Woodinville firefighters were trained last week in the use of the department's new heat-seeking device for locating victims in smoke-filled areas.
Staff photo by Marshall Haley.
by Marshall Haley, staff reporter
WOODINVILLE--Three Woodinville Fire & Life Safety District (WFLSD) firefighters crawled into a darkened room in single file on their hands and knees. Tethered by holding the leg of the partner in front of them, they turned right inside the door and advanced along the wall, circling the entire room searching for victims. The third man's right hand held the left leg of the second, sweeping his left arm and leg across the middle of the room. In the past, they all would have been searching completely blind.
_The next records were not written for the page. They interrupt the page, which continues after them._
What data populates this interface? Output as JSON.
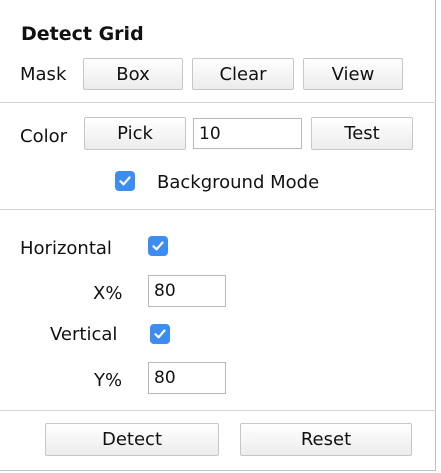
{
  "panel": {
    "title": "Detect Grid"
  },
  "mask": {
    "label": "Mask",
    "box_label": "Box",
    "clear_label": "Clear",
    "view_label": "View"
  },
  "color": {
    "label": "Color",
    "pick_label": "Pick",
    "tolerance_value": "10",
    "test_label": "Test"
  },
  "background_mode": {
    "label": "Background Mode",
    "checked": true
  },
  "horizontal": {
    "label": "Horizontal",
    "checked": true,
    "x_label": "X%",
    "x_value": "80"
  },
  "vertical": {
    "label": "Vertical",
    "checked": true,
    "y_label": "Y%",
    "y_value": "80"
  },
  "actions": {
    "detect_label": "Detect",
    "reset_label": "Reset"
  },
  "colors": {
    "checkbox_accent": "#3d8cf2",
    "separator": "#d4d4d4"
  },
  "icons": {
    "checkbox": "checkmark-icon"
  }
}
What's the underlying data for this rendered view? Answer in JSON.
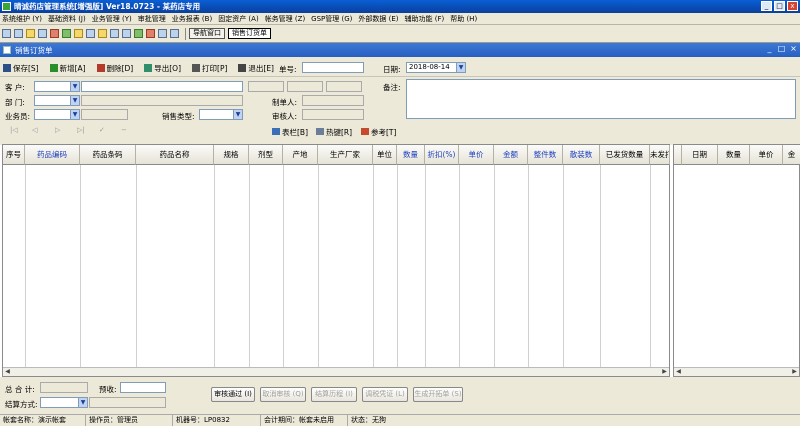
{
  "window": {
    "title": "晴诚药店管理系统[增强版]  Ver18.0723  -  某药店专用",
    "close": "x",
    "min": "_",
    "max": "□"
  },
  "menu": [
    "系统维护 (Y)",
    "基础资料 (J)",
    "业务管理 (Y)",
    "审批管理",
    "业务报表 (B)",
    "固定资产 (A)",
    "帐务管理 (Z)",
    "GSP管理 (G)",
    "外部数据 (E)",
    "辅助功能 (F)",
    "帮助 (H)"
  ],
  "toolbar": {
    "nav_button": "导航窗口",
    "tab_button": "销售订货单"
  },
  "child": {
    "title": "销售订货单"
  },
  "actions": {
    "save": "保存[S]",
    "add": "新增[A]",
    "delete": "删除[D]",
    "export": "导出[O]",
    "print": "打印[P]",
    "exit": "退出[E]"
  },
  "form": {
    "doc_no_label": "单号:",
    "date_label": "日期:",
    "date_value": "2018-08-14",
    "customer_label": "客    户:",
    "dept_label": "部    门:",
    "salesman_label": "业务员:",
    "sales_type_label": "销售类型:",
    "creator_label": "制单人:",
    "reviewer_label": "审核人:",
    "remark_label": "备注:"
  },
  "grid_tools": {
    "columns": "表栏[B]",
    "hotkey": "热键[R]",
    "reference": "参考[T]"
  },
  "grid": {
    "columns": [
      "序号",
      "药品编码",
      "药品条码",
      "药品名称",
      "规格",
      "剂型",
      "产地",
      "生产厂家",
      "单位",
      "数量",
      "折扣(%)",
      "单价",
      "金额",
      "整件数",
      "散装数",
      "已发货数量",
      "未发打"
    ]
  },
  "grid2": {
    "columns": [
      "日期",
      "数量",
      "单价",
      "金"
    ]
  },
  "footer": {
    "total_label": "总  合  计:",
    "prepay_label": "预收:",
    "settle_label": "结算方式:"
  },
  "buttons": {
    "approve": "审核通过 (I)",
    "cancel_approve": "取消审核 (Q)",
    "settle_history": "结算历程 (I)",
    "adjust": "调税凭证 (L)",
    "gen_order": "生成开拓单 (S)"
  },
  "status": [
    "帐套名称：演示帐套",
    "操作员：管理员",
    "机器号：LP0832",
    "会计期间：帐套未启用",
    "状态：无狗"
  ],
  "colors": {
    "title_bar": "#0a4fb8",
    "child_title": "#3068d0",
    "header_blue": "#1c3fbe"
  }
}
This time, the leader could "see," thanks to a thermal imaging unit strapped to his helmet. As usual, he was constantly talking, letting the others know what moves he was making. But this time, he could also tell them what he saw. On the fourth wall, he finally found a "victim," a rubber dummy that still emanated a low heat-energy field.
"They couldn't see the 'victim' as they entered the room, because the dummy is as cold as a dead person, but these units can detect a heat range from five to 1,500 degrees Fahrenheit," said Ron Lucier, employee of FLIR Systems, the New Jersey manufacturer of the device.
This was just a training exercise to orient firefighters with an invaluable new work tool that detects infrared light waves, which the human eye cannot. If you saw the scene in the Harrison Ford movie Patriot Games, showing a satellite's nighttime view of commandos "neutralizing" terrorist camp personnel in Algeria, you have a pretty good idea how these units light up a dark room. The more heat, the brighter the image. WFLSD Lt. Tad Wineman demonstrated how his handprint on a wall showed as much light as the hand he'd just removed. The exercise's dark room simulated a smoke-filled room.
Thick smoke prevents firefighters from seeing flames inside a building. Better insulation in modern buildings exacerbates that problem, since less smoke can escape. And no flashlights can penetrate thick smoke. The thermal imaging device enables firefighters to see the heat source emanations through heavy smoke. That means they can more quickly detect a fire's source before it fully engages a building, said Lucier. An engineer and firefighter, he has been on the road since August, training fire departments from Maine to Alaska how to use the units.
The units can also save more firefighter lives, by enabling them to see unusually hot spots in a floor or wall that might be ready to engulf them in flames, alerting them to evacuate. For example, that might have saved four firefighters' lives at Seattle's Pang warehouse fire several years ago.
"For rescues, every substance contains different degrees of heat and shape, so we can see the difference between a wall surface, a floor, and a human body, which is hotter," said Wineman, who organized the training exercise. "We can see structural outlines, like studs in walls. We will save a lot of time in locating victims, because we can even see their body heat through walls. That will save property owners money, because we won't have to break through as many walls to see if anyone is trapped behind them. That will reduce insurance costs, which we all would otherwise end up paying for. Not only will these units help us find people more easily at fire scenes, they can also help us find car wreck victims who might have been thrown from a car.
"I'm a resident of this district, and I appreciate the protection this technology offers the community and to my family. We want to thank the fire commissioners for researching and buying this equipment. They are responsible for giving taxpayers their money's worth, and they definitely did with this purchase. Although each of these units costs about $22,000, they have a life expectancy of 15-20 years. We think they will more than pay for themselves, when you consider the value of a human life."